### Problem to solve
Scan the listing below for the word "What" and copy every line that has it.

### Data to examine
▼▼▼

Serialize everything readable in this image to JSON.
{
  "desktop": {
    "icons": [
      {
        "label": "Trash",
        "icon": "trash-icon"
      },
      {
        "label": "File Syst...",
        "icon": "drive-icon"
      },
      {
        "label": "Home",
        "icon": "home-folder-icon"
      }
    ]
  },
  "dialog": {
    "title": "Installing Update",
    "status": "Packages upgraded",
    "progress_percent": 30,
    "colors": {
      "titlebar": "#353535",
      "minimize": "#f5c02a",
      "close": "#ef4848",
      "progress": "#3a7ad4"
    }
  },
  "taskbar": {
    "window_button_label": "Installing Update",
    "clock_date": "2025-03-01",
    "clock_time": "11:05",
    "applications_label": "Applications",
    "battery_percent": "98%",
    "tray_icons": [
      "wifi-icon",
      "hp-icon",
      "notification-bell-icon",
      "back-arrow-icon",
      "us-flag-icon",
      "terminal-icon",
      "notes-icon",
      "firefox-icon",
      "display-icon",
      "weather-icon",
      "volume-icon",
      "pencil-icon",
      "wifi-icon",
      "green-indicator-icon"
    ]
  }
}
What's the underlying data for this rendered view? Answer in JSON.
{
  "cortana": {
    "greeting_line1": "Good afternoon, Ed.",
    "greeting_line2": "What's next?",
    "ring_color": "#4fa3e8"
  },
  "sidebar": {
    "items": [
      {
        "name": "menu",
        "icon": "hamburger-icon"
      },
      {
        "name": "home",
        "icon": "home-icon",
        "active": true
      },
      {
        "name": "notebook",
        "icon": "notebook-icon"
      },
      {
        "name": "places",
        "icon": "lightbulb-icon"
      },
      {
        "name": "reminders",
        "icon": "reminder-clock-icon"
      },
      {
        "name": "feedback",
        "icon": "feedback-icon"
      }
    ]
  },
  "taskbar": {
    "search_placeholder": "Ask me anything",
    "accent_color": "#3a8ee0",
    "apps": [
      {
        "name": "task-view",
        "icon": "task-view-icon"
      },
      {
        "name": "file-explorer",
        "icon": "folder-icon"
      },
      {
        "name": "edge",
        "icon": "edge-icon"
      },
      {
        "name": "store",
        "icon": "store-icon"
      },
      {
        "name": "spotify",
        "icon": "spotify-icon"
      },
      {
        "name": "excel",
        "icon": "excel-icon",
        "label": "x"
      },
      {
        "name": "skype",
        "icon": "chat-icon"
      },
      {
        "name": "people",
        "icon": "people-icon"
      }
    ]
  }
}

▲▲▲

### Result
What's the underlying data for this rendered view? Answer in JSON.
    "greeting_line2": "What's next?",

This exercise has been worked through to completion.